So for the last few weeks I've been on a series of four interviews, I knew after the second interview that I was in the final two and when I got the call back for the fourth, I thought I had it in the bag. They took me on a tour of their operations, showed me around town, pointing out how good the schools were, etc. I got a call last Friday from the recruiter, telling me they still couldn't decide between the two of us and that they were going to sit on it over the weekend and make a final decision Monday.

I had gotten the message in the tour that they wanted me to move to town and I was actually in town showing my wife around when I got the call. We talked it over quickly, I called the recruiter back and asked her to tell them that if offered the job I would be moving to town instead of commuting. Two hours later I had a formal offer.

For anyone else thinking about going back to school later in life, if you can, do it. The last few years have come with a lot of hard work, sacrifices and some really tough decisions, but in the end, it really paid off.

Now I get to really enjoy my last few days of being an unemployed bum. :supergrin:

blackjack
10-17-2012, 13:10
Congratulations on your successful job search and landing a plum position. I predict a great future for you and your family. I'm guessing this ag company is one based in Minnesota, given the company attributes you described.

HarlDane
10-17-2012, 13:50
Congratulations on your successful job search and landing a plum position. I predict a great future for you and your family. I'm guessing this ag company is one based in Minnesota, given the company attributes you described.Thank you, the family is very excited.

This is for a CA based company, but on scale with the company I believe you are referencing.

collim1
10-17-2012, 13:54
Keep at it. Times are tough right now. My wife graduated from Graduate school three years ago and just today got offered a decent full time job today after weeks of several interviews.

Congrats on finishing school. I was on the 6 year plan myself.

RWBlue
10-17-2012, 14:47
Congrats

It sounds like this is your first office job so.....now for the work advice
1. Dress for the position you want to have.
2. Don't talk about things you shouldn't talk about at work. (Sex, drugs, politics, religion, how much you get paid or your co-workers get paid.....)
3. IT Security will probably NOT be watching what you do all the time, but play it like there were because IF you are ever suspected of doing something or your boss doesn't like you, IT Security WILL watch ever move you have ever made.
4. Be truthful with your auditors. I worked hand in hand with the financial auditors when I was a PwC IT Auditor. NOTHING will get you in as much trouble as us suspecting that you are lying to us. We will continue to dig and dig and dig until we find something if we suspect an untruth. OR to put it a different way, tell us if you made an honest mistake so we don't have to find it on our own and suspect the worst.
5. If someone asks you to do something questionable, get it in an email. The line works very well with bosses who are honest. "Sure, just send me an email on that so I can track my work, remember to do it, document this for the auditors......"
6. Make a "to do list" in excel on the first day. When things are complete move them to the bottom and mark them complete. Use this for your monthly reports, at the end of the year for your review, to build your resume when you decide it is time to move.
7. Join a professional organization and go to it AT LEAST twice a year. Network with your peers.
8. Have a linkedin account to keep track of your peers.
9. Get your professional certs while you are young. The older you get the harder it is to find the time to get them and the less value they will be to you over your lifetime.
10. Never get so comfortable at a spot that you could not be able to get another spot if they laid you off. (Same thing goes for finances and other aspects of your life....Don't get too comfortable.)

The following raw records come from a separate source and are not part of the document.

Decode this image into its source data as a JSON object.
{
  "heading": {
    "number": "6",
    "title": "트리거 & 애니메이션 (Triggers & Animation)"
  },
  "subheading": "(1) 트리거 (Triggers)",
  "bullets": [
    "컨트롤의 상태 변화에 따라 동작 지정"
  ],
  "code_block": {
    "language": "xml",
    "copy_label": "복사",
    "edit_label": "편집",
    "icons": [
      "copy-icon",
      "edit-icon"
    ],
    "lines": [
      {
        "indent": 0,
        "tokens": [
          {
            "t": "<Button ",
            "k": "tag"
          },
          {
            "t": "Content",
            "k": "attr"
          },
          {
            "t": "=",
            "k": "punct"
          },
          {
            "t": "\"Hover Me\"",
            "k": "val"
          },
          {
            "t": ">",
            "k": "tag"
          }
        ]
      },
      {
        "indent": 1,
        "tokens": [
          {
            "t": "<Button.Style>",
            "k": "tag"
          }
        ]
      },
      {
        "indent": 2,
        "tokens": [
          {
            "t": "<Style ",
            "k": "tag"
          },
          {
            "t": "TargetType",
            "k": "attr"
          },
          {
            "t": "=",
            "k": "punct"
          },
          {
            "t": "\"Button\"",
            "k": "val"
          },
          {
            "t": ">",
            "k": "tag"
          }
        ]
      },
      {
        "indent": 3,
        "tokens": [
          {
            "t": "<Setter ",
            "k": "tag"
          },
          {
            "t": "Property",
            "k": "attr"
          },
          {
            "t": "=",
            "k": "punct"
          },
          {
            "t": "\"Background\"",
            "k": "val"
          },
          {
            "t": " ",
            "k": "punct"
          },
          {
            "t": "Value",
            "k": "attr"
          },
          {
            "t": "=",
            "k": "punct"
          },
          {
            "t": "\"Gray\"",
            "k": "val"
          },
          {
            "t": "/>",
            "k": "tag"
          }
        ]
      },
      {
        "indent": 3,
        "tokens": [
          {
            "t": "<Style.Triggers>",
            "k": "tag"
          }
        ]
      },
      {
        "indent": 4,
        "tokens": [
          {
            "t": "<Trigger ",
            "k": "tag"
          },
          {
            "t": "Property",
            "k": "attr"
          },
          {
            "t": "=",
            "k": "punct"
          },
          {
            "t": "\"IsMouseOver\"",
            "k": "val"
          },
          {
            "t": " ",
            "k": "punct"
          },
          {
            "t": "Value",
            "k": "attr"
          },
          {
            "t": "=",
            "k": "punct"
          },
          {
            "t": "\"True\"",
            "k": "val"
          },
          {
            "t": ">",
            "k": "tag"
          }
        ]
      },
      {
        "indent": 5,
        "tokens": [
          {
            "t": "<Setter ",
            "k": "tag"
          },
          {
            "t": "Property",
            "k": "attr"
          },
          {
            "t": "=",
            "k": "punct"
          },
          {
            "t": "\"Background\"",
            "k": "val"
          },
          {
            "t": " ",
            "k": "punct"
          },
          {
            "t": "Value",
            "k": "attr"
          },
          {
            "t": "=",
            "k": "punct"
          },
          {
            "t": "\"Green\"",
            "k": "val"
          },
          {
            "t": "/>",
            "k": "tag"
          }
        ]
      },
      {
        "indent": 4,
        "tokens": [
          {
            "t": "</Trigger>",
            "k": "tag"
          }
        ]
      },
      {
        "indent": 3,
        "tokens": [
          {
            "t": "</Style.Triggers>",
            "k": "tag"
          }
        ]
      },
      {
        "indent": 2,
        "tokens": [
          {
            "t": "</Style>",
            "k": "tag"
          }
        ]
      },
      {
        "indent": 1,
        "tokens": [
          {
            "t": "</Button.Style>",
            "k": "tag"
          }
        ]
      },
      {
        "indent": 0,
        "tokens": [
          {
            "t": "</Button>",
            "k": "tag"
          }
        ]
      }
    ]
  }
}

There is a time and a place to break all the above rules, but don't break them until you understand when and where to break them.

PS> Every so often look at the jobs boards. See what positions you would want to apply for and then stick your resume out there to see if you at least get a phone call. I am currently doing this and I am getting phone calls, but not for the positions I want.